The Environmental Protection Ministry is taking steps to solve the problem, but customs fees aren’t yet high enough to discourage the purchase of vehicles running on the fuel

Zafrir Rinat | Jun. 18, 2020

Israel’s program to fight vehicle pollution, particularly diesel fumes, has lowered toxic emissions by a quarter over two years, but hundreds of Israelis are still dying annually because of diesel, the Environmental Protection Ministry said this week.

The ministry aims to lower such emissions by 30 percent by the end of the year, but the government must still raise customs fees to discourage the purchase of polluting vehicles. About 50,000 new vehicles of this kind are registered every year.

In Israel, diesel is considered the largest cause of illness and death linked to air pollution. Vehicles running on the fuel account for about 17 percent of all kilometers traveled around the country, but are responsible for about 80 percent of lung-damaging pollutants.
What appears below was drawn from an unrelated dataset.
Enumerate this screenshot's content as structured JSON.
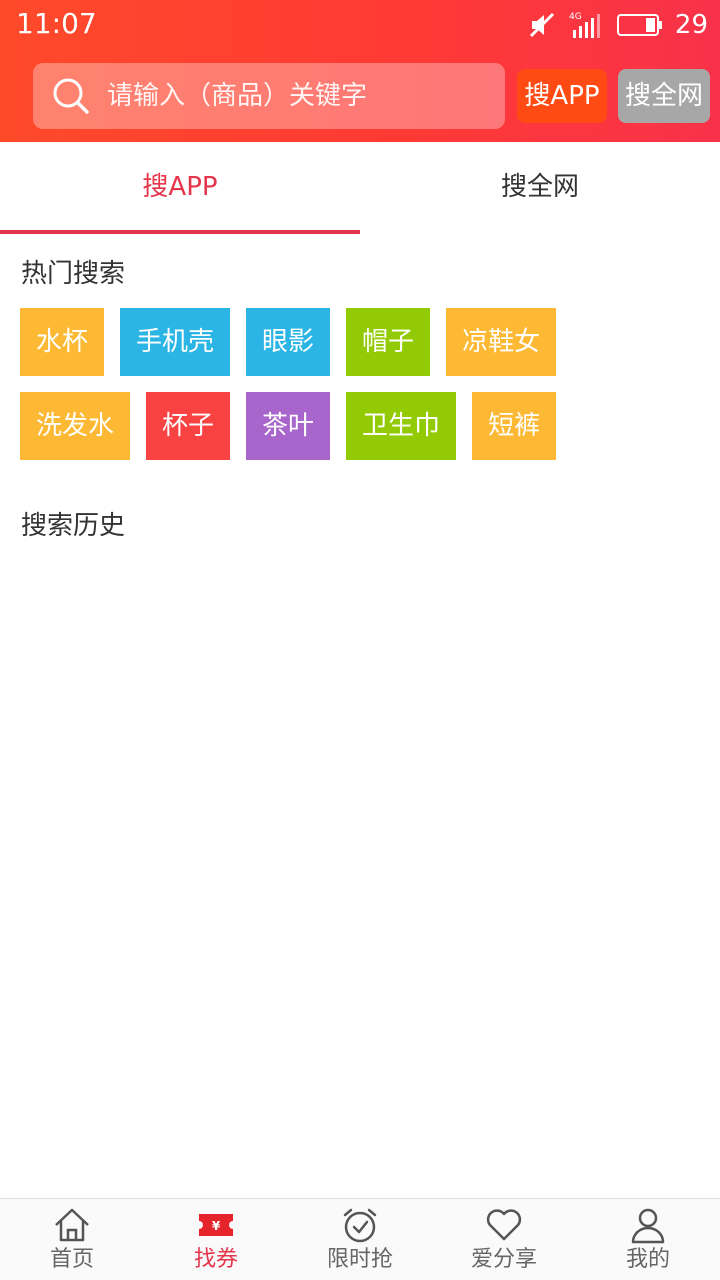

As part of its plan, the ministry aims to reduce pollution by vehicles in the “heavy and old” category weighing more than 12 tons, or passenger vehicles weighing more than 3.5 tons such as buses and minibuses. Ambulances produced before 2005 also fall into this category.

At the end of last year there were 40,000 such vehicles on the roads, a quarter of which were “heavy and old.” Such vehicles are now tested during annual inspections and tagged as polluting vehicles when appropriate.

Owners of such cars, vans, trucks and buses have the option of government subsidies to install filters, or a refund for junking the vehicles and recycling the parts. Both options are gaining pace, the ministry said.

Another part of the plan is the establishment of “pollution-free” zones in larger cities where heavily polluting vehicles are not yet banned; such zones now exist in Haifa and Jerusalem.

But Israelis are still buying new vehicles that run on diesel; the government has not yet raised taxes high enough to squelch this market segment.

Arie Wenger of the Israel Union for Environmental Defense said electricity-based public transportation had to be encouraged to help stamp out diesel.

“In the meantime, hundreds of thousands more vehicles are on the roads, some of which run on diesel fuel,” he said. “Eventually they will also get old and cause pollution.”